    The English language DTS-HD 5.1 Master Audio track on the disc is fine for what it is, and that’s a front heavy mix that doesn’t use the rear channels all that much. There are times during the shoot outs where you’ll be reminded that this is a surround sound mix but for the most part, the majority of what you’re going to hear is going to come at you from the front of your home theater set up. That said, there aren’t any problems here. The dialogue is clean and clear and there are no issues with hiss or distortion to complain about. Directionality is frequently fairly subtle but it is there from time to time. Overall, this is a fine mix. English closed captioning and Spanish subtitles are offered, but no alternate audio tracks are provided.

    The supplements kick off with a commentary track courtesy of Romero himself who is joined here by producer Peter Grunwald, producer-editor Michael Doherty, actor Kenneth Welsh, and actor-second unit director Matt Birman. Those wanting loads and loads of information may be put back a bit to find that the participants are really just having fun here, but there are some good stories told about the effects work, the locations, budgetary constraints, script revisions and the like. They point out some of the social commentary that isn’t quite as obvious and note what they like about the film as it plays out, but there’s a good sense of humor behind all of this and it’s an enjoyable listen.

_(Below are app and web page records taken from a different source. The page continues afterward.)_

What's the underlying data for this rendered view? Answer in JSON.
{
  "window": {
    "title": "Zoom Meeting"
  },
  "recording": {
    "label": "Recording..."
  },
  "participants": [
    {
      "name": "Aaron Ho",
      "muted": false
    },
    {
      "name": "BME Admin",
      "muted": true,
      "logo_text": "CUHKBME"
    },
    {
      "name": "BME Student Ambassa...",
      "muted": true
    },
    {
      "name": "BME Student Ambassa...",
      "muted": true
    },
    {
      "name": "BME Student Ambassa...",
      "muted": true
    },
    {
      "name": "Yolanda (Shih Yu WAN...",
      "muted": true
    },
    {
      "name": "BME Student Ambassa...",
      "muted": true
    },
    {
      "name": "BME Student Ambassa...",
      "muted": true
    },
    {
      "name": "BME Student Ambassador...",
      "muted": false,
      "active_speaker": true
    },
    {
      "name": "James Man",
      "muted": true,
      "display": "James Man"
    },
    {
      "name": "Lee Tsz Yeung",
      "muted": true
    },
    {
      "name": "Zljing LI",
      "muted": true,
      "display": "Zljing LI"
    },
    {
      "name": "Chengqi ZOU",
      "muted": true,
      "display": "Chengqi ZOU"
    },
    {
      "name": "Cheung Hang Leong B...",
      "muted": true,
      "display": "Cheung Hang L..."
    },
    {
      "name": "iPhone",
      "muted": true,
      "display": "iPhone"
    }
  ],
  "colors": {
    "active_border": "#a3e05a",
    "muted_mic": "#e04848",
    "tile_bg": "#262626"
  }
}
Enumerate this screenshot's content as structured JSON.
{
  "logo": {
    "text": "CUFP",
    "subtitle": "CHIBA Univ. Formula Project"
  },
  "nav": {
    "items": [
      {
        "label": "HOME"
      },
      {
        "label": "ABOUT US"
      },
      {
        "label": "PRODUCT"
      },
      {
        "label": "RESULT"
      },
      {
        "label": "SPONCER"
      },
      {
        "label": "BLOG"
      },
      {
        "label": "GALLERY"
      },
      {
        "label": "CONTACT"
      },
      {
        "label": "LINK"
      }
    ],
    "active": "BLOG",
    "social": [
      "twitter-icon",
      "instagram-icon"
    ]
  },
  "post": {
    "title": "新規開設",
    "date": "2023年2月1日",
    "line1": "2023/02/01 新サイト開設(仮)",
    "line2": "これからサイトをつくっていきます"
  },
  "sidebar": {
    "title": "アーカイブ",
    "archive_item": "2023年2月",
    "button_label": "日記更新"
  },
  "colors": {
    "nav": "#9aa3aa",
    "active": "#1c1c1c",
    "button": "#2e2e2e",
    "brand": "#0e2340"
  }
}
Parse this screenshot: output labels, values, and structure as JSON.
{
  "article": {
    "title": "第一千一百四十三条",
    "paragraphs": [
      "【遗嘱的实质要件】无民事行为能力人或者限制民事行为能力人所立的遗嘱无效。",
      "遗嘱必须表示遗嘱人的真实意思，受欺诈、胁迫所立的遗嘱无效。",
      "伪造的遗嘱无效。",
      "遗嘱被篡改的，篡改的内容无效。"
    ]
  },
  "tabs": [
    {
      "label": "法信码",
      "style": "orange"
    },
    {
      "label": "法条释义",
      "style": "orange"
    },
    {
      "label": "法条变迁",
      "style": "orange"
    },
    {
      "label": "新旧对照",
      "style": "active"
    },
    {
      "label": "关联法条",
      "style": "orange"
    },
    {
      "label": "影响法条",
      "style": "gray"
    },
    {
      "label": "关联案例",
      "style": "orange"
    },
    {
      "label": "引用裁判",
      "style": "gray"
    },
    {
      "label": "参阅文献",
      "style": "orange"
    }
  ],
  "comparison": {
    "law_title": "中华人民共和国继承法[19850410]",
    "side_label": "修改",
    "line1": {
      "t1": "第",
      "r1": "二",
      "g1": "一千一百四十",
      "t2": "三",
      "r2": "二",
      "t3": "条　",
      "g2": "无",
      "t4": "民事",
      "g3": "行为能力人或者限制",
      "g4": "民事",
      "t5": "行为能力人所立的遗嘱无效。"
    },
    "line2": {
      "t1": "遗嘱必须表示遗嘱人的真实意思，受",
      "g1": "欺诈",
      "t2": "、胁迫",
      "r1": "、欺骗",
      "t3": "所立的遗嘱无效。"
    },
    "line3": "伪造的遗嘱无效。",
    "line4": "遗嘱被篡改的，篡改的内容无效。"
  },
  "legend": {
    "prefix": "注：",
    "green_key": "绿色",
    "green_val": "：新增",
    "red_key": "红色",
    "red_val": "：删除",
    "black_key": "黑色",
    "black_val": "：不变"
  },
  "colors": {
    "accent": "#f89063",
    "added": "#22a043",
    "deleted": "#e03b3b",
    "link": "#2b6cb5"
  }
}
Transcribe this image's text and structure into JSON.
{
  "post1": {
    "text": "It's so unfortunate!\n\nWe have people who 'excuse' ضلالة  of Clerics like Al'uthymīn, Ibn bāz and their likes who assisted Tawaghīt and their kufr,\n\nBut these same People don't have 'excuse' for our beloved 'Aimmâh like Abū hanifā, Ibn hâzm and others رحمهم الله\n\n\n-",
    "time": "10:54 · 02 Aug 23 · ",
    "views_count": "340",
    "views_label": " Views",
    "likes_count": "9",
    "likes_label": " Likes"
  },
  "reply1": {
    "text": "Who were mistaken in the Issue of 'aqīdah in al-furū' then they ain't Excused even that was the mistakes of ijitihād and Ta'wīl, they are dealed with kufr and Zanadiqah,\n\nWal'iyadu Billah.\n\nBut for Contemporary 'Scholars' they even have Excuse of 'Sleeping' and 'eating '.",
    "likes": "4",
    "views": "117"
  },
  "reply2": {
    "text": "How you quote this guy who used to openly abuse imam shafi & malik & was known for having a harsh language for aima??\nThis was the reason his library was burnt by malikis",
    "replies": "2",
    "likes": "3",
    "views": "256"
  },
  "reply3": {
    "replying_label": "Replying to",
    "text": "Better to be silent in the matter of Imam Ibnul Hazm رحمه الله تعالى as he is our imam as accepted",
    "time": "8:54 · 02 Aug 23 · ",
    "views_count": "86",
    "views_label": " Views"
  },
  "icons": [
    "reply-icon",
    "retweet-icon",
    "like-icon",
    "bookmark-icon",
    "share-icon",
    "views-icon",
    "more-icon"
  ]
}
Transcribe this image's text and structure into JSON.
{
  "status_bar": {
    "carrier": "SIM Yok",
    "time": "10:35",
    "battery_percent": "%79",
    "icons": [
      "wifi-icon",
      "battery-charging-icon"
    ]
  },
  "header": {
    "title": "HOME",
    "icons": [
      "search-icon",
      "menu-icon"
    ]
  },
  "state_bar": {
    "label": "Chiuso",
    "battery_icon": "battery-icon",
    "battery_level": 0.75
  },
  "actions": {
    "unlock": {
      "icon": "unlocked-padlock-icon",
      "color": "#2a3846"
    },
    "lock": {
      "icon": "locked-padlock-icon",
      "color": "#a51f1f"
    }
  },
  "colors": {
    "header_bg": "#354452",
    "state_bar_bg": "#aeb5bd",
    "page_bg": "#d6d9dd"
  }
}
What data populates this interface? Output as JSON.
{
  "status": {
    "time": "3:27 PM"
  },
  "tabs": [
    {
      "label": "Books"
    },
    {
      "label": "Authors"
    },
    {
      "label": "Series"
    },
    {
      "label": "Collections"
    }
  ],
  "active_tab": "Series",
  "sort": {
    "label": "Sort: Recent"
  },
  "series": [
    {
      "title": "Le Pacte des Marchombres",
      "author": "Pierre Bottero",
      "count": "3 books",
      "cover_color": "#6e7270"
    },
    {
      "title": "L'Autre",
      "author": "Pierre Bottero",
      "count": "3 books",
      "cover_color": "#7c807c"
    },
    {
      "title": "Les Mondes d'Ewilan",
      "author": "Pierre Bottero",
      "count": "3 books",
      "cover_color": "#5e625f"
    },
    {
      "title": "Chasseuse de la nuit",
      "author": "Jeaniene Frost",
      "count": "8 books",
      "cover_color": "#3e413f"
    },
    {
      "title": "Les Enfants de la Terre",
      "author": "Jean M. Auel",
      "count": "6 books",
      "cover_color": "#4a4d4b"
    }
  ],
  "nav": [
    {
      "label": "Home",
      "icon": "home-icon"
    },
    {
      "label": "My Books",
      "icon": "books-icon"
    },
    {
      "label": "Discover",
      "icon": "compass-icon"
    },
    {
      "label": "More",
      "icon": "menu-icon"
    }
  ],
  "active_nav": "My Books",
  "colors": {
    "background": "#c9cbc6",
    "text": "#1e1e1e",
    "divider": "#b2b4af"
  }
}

    More in-depth is the seventy-six minute featurette, Walking After Midnight, from Red Shirt Pictures. This is a pretty intense, feature length look at the shoot as it played out in front of director Michael Felsher. Presented in order, it follows the production all the way through to the end and paints a pretty interesting picture as to how Romero works these days and not only who he’s surrounded himself with but why. We get the usual talking head interview bits from the core cast and crewmembers but also input from some of the lesser-knowns, which really goes a long way towards fleshing out in as much detail as possible the whole story behind this film.

    Up next is a collection of A Minute Of Your Time Shorts, which is nineteen minutes worth of quick documentary shorts that each explores one of thirteen different aspects of the movie. We get to witness various effects sequences being staged and shot, zombie make up work, Romero’s directorial tasks, and more. These compliment the longer featurette quite nicely.

    From there, check out the first of two interviews with Romero, a twenty-three minute segment courtesy of Fangoria’s former editor-in-chief, Tony Timpone. Here the two talk about what Romero has done with this film, his first ever use of a character from one of his earlier pictures, the CGI effects work and more. Romero talks about his future in the film industry as well, how he’s had to embrace modern filmmaking techniques to stay viable, and about the evolution of the zombie film as a whole. The second interview is called Time With George and it’s a nine minute piece let’s George talk about some regrets in regards to his career, how he’d do things differently, his use of computers in filmmaking today and more. It covers a lot of the same ground as the lengthier interview and the featurette, but there’s also some different material in here as well that makes it worth checking out.

    Rounding out the extras is a brief and humorous introduction to the film from Romero, a four minutes short film called Sarge which plays off of the feature’s ending nicely, a five minute HDNET look at the making of the film that’s really just a glorified advertisement, a storyboard to film comparison, and trailers for a few other, unrelated Magnolia properties. Menus and chapter stops are also included. All of the extras except the Fangoria Interview piece are in high definition.

    The Final Word:

    A pretty mediocre effort, Survival of the Dead is entertaining enough so long as you keep your expectations in check and don’t expect a classic on the level of Romero’s earlier films. The social commentary is heavy handed and the comedy frequently unfunny but there are some interesting ideas being toyed with here and a few stand out scenes of carnage and chaos. Magnolia’s Blu-ray looks very good and sounds just fine and contains a load of supplemental features making this a package the director’s fans will appreciate, even if the movie itself isn’t his best work.